(Information given)

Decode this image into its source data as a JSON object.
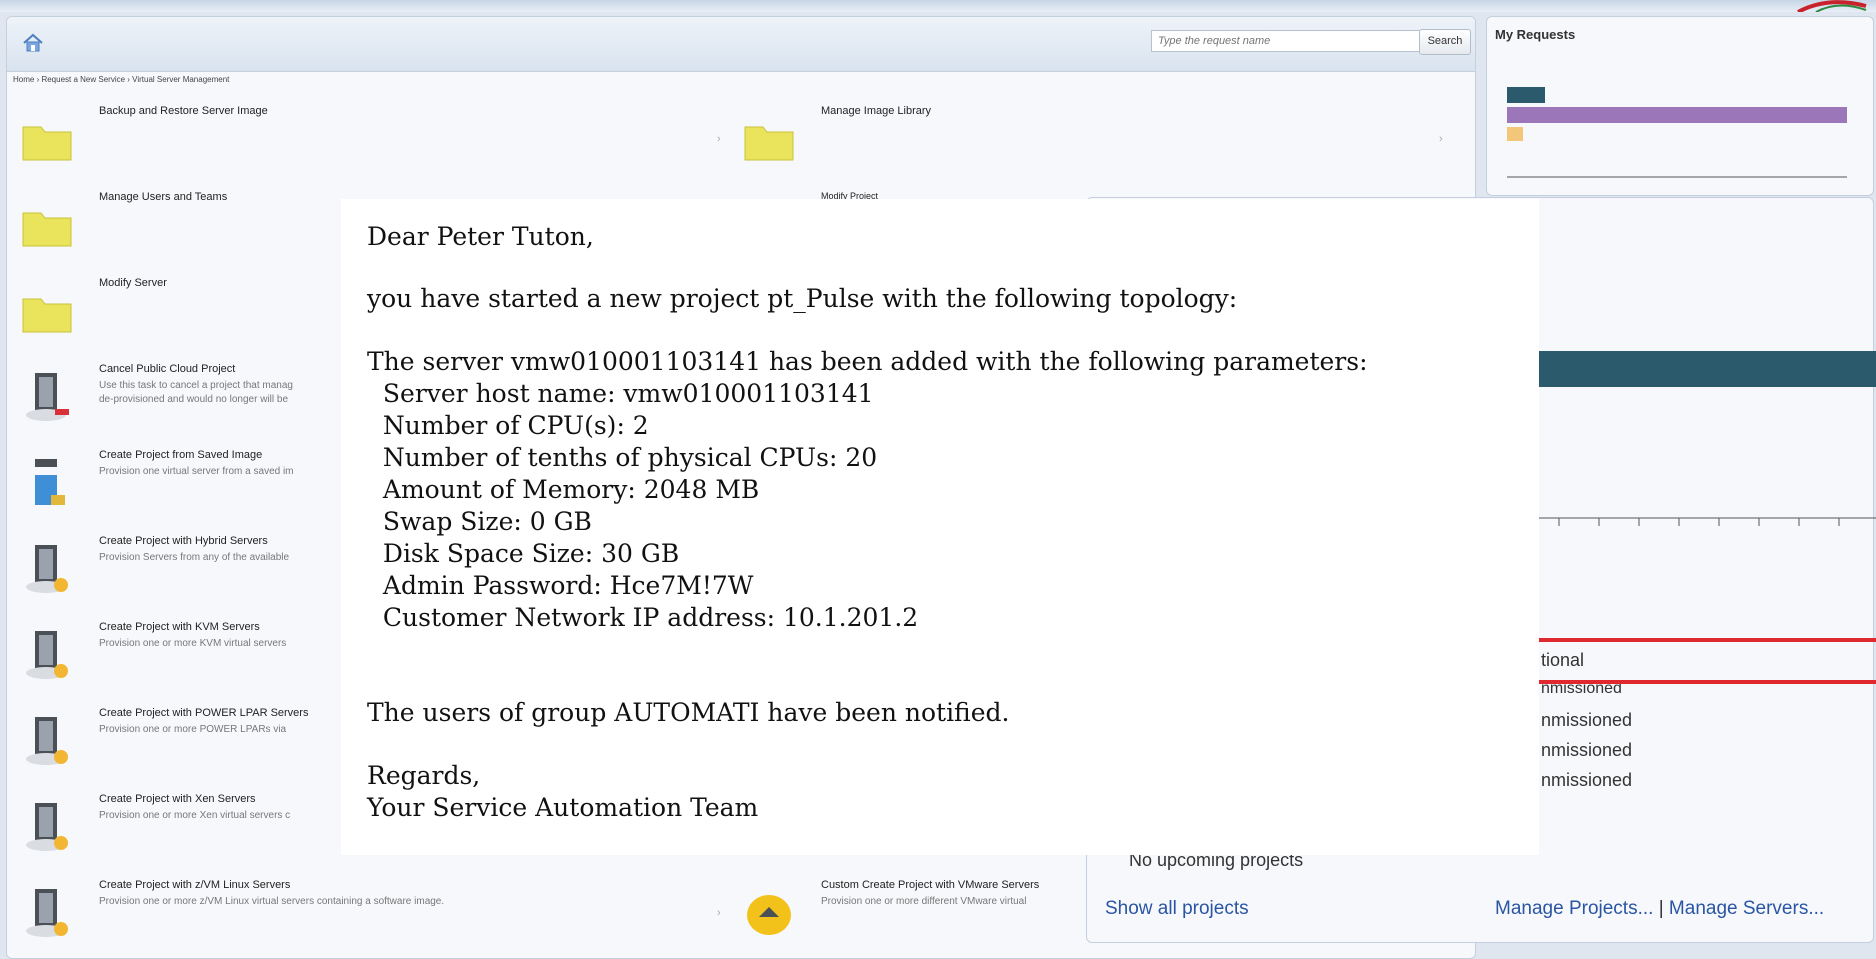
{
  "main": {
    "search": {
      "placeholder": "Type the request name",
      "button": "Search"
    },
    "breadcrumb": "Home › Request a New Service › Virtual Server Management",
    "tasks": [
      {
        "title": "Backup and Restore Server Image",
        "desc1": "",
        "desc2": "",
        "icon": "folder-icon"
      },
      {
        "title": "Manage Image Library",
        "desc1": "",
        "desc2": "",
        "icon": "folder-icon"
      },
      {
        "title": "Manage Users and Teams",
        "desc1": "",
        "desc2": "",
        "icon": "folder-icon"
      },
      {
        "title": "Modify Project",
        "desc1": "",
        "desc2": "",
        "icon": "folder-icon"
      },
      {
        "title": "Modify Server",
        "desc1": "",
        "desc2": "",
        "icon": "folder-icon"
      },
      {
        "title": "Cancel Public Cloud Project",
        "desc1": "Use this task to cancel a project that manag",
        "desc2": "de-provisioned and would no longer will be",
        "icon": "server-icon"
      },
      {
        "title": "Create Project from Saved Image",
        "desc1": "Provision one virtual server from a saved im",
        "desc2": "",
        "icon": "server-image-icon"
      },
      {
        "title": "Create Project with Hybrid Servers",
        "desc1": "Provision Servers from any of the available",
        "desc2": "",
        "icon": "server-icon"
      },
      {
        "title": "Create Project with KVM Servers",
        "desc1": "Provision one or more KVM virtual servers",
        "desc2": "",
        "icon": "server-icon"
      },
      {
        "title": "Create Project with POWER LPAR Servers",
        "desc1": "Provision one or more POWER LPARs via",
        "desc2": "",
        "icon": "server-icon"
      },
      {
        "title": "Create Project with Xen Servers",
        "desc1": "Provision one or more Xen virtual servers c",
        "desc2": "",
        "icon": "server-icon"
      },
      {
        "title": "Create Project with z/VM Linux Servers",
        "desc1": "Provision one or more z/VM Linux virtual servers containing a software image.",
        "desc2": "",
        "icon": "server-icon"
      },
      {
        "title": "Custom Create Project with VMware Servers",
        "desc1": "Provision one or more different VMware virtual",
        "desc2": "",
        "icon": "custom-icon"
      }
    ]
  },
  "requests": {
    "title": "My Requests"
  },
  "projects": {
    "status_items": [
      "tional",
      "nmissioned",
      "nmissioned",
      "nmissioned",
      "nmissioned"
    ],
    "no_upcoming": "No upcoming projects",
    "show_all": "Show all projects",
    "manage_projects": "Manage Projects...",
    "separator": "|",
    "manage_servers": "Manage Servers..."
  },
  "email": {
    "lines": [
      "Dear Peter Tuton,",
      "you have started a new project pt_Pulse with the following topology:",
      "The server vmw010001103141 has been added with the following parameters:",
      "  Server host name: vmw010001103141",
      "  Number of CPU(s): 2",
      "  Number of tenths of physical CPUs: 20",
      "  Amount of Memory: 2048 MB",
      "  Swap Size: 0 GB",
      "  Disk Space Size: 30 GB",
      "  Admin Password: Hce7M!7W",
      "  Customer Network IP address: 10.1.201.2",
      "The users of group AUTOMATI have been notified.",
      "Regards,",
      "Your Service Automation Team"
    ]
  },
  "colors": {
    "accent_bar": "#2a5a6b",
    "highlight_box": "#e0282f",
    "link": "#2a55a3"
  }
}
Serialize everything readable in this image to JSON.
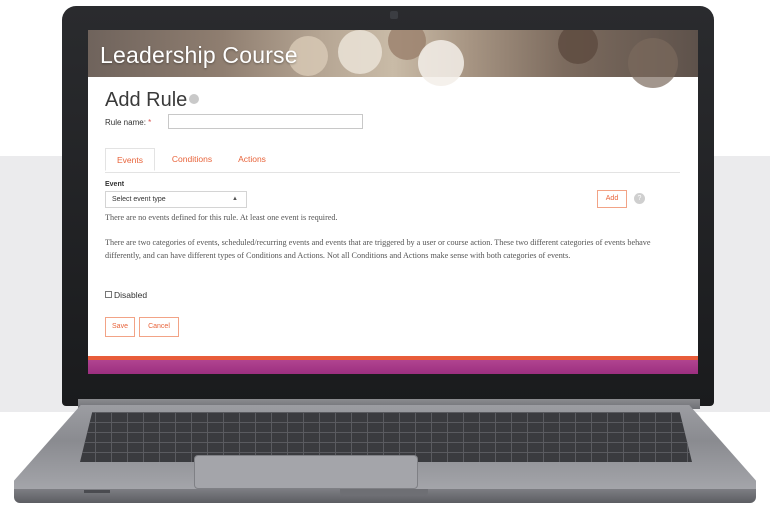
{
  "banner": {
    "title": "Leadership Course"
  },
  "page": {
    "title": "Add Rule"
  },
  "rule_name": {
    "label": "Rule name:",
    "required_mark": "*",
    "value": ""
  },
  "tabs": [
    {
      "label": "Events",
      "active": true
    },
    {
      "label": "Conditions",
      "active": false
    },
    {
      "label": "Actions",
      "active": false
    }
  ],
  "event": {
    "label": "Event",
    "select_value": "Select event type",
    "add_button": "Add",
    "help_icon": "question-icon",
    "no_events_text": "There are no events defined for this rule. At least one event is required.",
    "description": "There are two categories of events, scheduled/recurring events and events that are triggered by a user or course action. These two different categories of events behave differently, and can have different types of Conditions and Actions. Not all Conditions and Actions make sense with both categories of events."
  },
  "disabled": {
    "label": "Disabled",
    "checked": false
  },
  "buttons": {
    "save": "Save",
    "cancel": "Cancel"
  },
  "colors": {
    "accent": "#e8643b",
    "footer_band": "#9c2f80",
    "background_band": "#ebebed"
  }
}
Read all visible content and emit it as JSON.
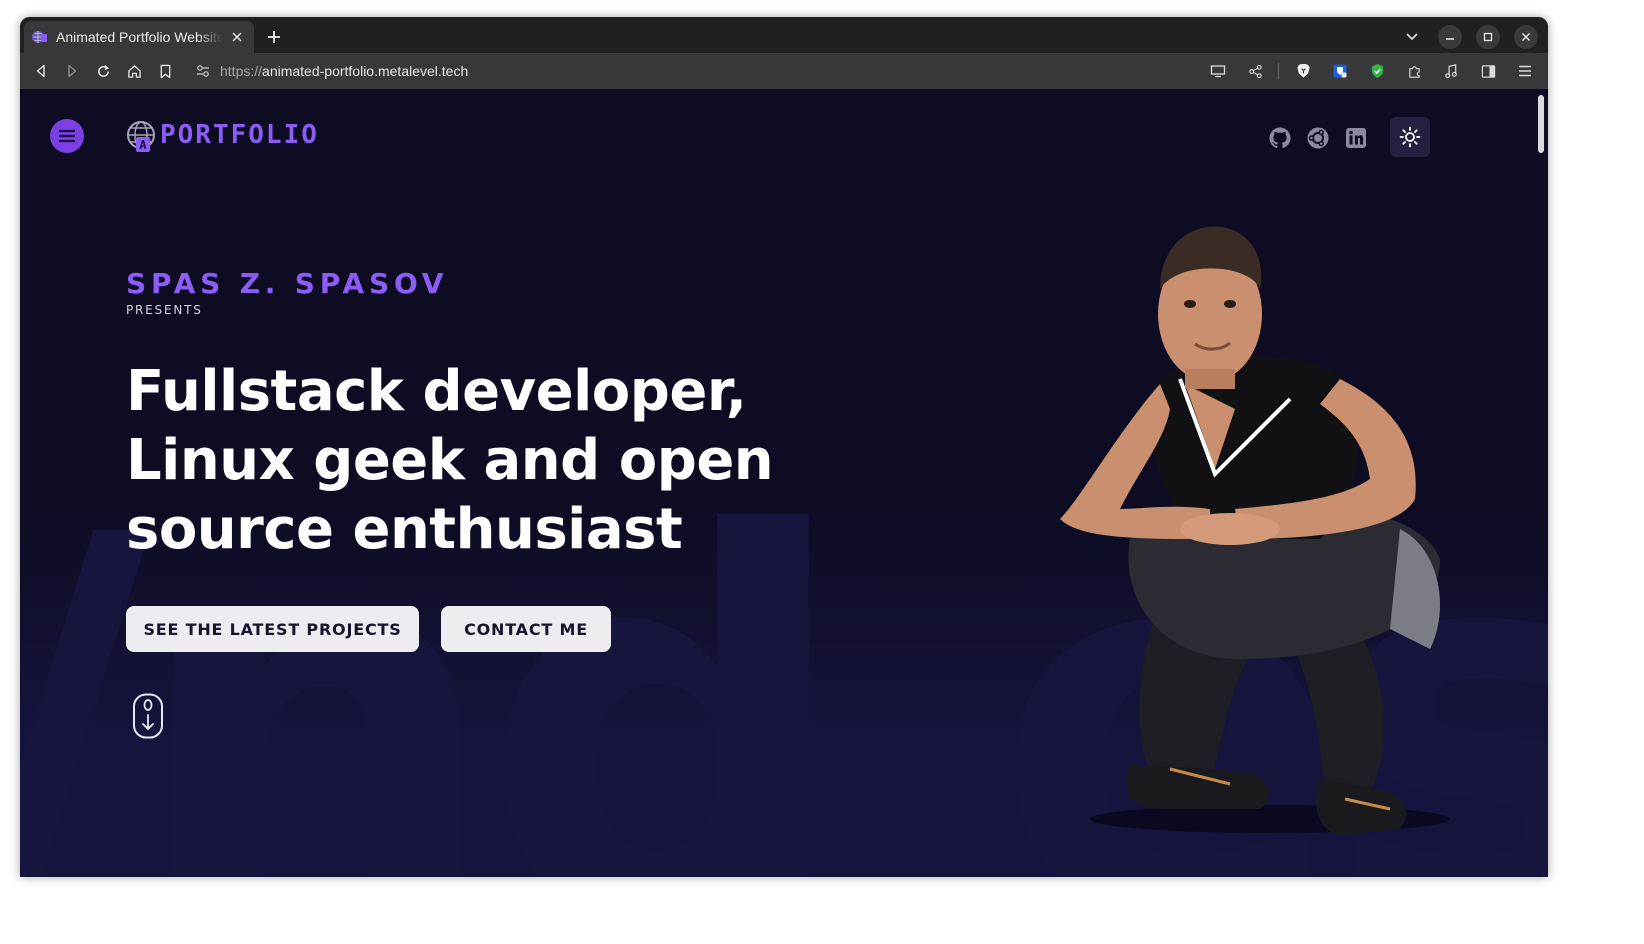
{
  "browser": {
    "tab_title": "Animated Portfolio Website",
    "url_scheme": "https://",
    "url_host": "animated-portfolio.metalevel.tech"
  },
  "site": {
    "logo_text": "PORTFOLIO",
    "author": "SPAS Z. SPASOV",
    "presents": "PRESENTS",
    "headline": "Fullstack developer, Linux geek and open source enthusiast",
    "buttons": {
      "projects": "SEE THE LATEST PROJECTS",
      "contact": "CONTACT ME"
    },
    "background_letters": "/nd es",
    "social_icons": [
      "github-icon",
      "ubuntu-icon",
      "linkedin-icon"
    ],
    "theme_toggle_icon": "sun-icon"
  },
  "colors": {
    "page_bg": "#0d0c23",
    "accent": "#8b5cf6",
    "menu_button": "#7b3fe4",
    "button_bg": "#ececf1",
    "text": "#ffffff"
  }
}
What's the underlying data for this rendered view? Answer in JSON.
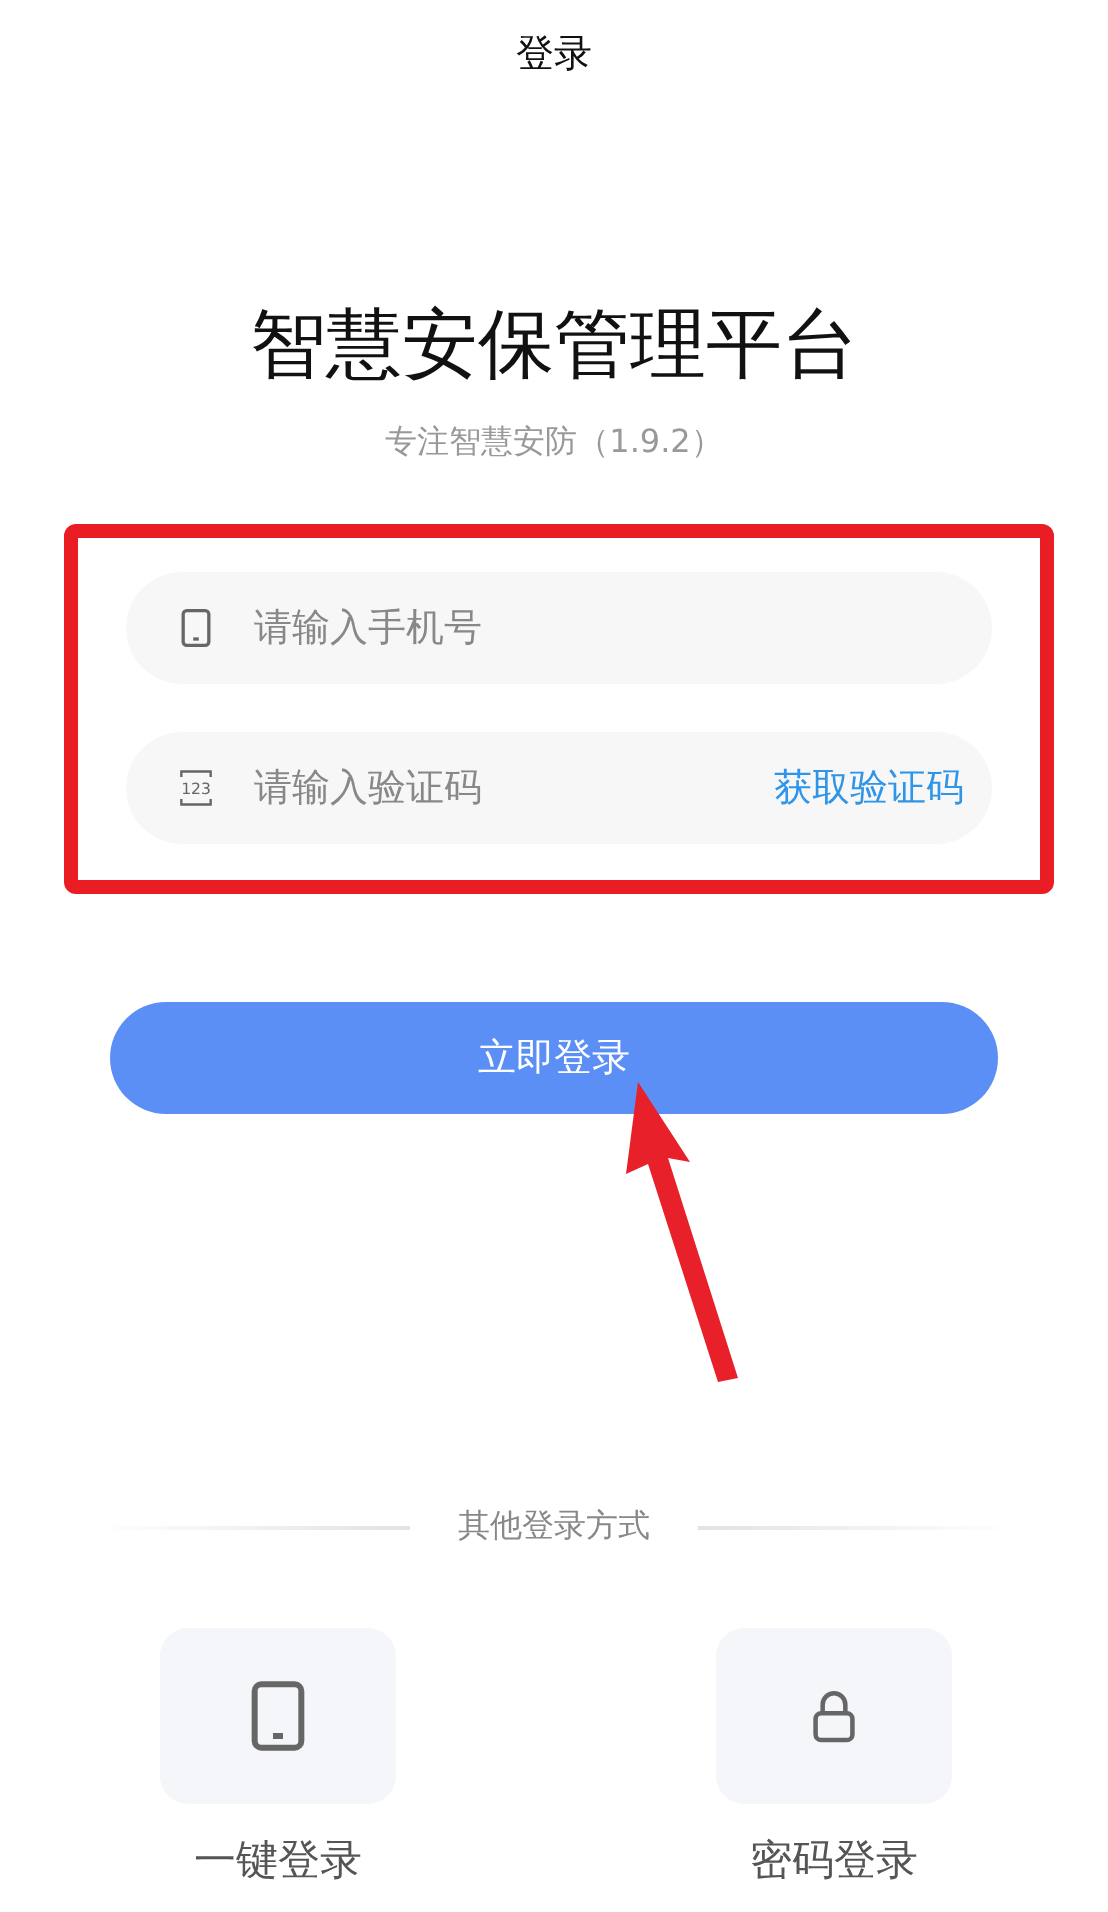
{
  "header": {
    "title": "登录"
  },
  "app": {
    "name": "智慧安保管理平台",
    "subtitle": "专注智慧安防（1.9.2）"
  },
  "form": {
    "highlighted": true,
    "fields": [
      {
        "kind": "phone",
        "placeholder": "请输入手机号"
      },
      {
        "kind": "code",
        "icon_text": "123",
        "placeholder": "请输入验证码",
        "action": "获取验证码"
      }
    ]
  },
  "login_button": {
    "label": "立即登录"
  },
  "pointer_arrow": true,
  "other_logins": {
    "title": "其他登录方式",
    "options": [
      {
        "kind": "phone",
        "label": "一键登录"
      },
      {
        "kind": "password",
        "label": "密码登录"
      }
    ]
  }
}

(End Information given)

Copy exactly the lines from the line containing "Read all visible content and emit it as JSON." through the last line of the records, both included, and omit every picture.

Read all visible content and emit it as JSON.
{
  "browser": {
    "tab_title": "Animated Portfolio Website",
    "url_scheme": "https://",
    "url_host": "animated-portfolio.metalevel.tech"
  },
  "site": {
    "logo_text": "PORTFOLIO",
    "author": "SPAS Z. SPASOV",
    "presents": "PRESENTS",
    "headline": "Fullstack developer, Linux geek and open source enthusiast",
    "buttons": {
      "projects": "SEE THE LATEST PROJECTS",
      "contact": "CONTACT ME"
    },
    "background_letters": "/nd es",
    "social_icons": [
      "github-icon",
      "ubuntu-icon",
      "linkedin-icon"
    ],
    "theme_toggle_icon": "sun-icon"
  },
  "colors": {
    "page_bg": "#0d0c23",
    "accent": "#8b5cf6",
    "menu_button": "#7b3fe4",
    "button_bg": "#ececf1",
    "text": "#ffffff"
  }
}
What's the underlying data for this rendered view? Answer in JSON.
{
  "header": {
    "title": "登录"
  },
  "app": {
    "name": "智慧安保管理平台",
    "subtitle": "专注智慧安防（1.9.2）"
  },
  "form": {
    "highlighted": true,
    "fields": [
      {
        "kind": "phone",
        "placeholder": "请输入手机号"
      },
      {
        "kind": "code",
        "icon_text": "123",
        "placeholder": "请输入验证码",
        "action": "获取验证码"
      }
    ]
  },
  "login_button": {
    "label": "立即登录"
  },
  "pointer_arrow": true,
  "other_logins": {
    "title": "其他登录方式",
    "options": [
      {
        "kind": "phone",
        "label": "一键登录"
      },
      {
        "kind": "password",
        "label": "密码登录"
      }
    ]
  }
}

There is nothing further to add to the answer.